The movie also has another near miss, this time with the aftermath of John’s miraculous recovery. Too often, films like this don’t ask the hard question, “What about the people who don’t get the miracles they need?” Breakthrough raises the question…and then leaves it hanging. Not going deeper here is a real lost opportunity for this production and keeps it from moving beyond its formulaic box, where it could find greater power and resonance.
Criticisms aside, Breakthrough is the perfect film for Christians looking for a movie that coincides with their existing beliefs. Christians (or non-believers) who are grappling with feelings of divine abandonment, loss or doubt may feel that the movie isn’t able to break through their pain to provide the inspiration and comfort they seek.Directed by Roxann Dawson. Starring Chrissy Metz, Topher Grace, and Josh Lucas. Running time: 116 minutes. Theatrical release April 19, 2019. Updated April 17, 2019
Watch the trailer for Breakthrough
Rating & Content Info
Why is Breakthrough rated PG? Breakthrough is rated PG by the MPAA for thematic content including peril
Violence: Boys push and shove each other in a basketball game. There are moments of peril when boys fall through cracked lake ice. One boy drowns. There are medical scenes where involving cardioversion (delivering electric shots to the heart) on a teenager. The teen is also shown with a bloody injury, receiving injections, convulsing after a medication, and being intubated.

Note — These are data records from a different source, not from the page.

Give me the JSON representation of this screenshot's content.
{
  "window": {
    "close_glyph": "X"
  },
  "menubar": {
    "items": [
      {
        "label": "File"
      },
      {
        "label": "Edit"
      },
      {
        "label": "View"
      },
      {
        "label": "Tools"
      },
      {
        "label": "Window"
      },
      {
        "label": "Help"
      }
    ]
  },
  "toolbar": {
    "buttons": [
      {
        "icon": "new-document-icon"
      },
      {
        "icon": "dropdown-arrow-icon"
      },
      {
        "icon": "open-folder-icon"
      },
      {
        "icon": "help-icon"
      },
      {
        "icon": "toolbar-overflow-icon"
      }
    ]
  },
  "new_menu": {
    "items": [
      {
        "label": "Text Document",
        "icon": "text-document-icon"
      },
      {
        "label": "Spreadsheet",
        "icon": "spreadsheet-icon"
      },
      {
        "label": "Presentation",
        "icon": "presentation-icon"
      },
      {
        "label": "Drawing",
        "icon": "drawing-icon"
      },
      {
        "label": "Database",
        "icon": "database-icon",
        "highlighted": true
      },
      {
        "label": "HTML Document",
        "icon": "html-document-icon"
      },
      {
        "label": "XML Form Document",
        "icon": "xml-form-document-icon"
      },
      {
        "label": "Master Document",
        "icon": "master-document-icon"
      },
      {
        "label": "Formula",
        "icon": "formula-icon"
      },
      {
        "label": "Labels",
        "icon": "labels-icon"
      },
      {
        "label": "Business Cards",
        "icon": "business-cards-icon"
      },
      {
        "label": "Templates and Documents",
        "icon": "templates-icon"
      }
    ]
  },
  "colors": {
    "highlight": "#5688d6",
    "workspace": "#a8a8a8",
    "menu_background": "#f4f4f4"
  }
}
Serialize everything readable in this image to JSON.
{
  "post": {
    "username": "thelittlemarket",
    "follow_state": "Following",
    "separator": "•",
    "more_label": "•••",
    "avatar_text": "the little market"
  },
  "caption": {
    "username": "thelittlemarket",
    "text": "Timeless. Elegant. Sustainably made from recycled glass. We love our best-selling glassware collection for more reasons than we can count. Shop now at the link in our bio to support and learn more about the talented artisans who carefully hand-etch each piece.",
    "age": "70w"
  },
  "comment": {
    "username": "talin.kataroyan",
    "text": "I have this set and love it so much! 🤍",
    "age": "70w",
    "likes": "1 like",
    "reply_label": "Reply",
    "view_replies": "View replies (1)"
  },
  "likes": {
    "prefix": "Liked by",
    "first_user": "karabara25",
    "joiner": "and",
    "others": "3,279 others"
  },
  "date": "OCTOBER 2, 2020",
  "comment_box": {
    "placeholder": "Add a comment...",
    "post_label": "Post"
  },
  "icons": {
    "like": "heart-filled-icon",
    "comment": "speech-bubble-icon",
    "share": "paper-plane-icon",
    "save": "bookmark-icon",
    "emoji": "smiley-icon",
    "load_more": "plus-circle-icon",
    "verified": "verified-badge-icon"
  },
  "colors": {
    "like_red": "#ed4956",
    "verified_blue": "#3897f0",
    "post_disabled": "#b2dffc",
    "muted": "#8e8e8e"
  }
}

Sexual Content: None.
Profanity: Two minor curses, one smothered scatological expression and one term of deity are heard in this movie.
Alcohol / Drug Use: None.
Page last updated April 17, 2019
Breakthrough Parents' Guide
What do you think of how Joyce handled her son’s near-death experience and recovery? Do you agree with the way she puts her faith into action? Do you think she manages to balance faith in God with accepting His will?
Loved this movie? Try these books…
Todd Burpo’s memoir Heaven Is for Real tells the story of his son’s near-death experience and visions of heaven.
Miracles by C S Lewis, posits that a belief in miracles is essential for followers of Christ.
Readers looking for heartwarming accounts of the inexplicable will enjoy A Book of Miracles: 101 True Stories of Healing, Faith, Divine Intervention, and Answered Prayers. Authored by Jack Canfield, Mark Victor Hansen, and LeAnn Thieman, it’s part of the Chicken Soup for the Soul series.
Related home video titles:
In Heaven Is for Real, a young buy survives a medical crisis, only to start sharing visions of heaven he saw while on the operating table.
Not everyone gets the miracle they want. In God Bless the Broken Road, military widow Amber Hill has to deal with her broken life and shattered faith when her husband is killed in Afghanistan.
In Shadowlands, beloved Christian author C S Lewis faces the death of his wife with love and faith.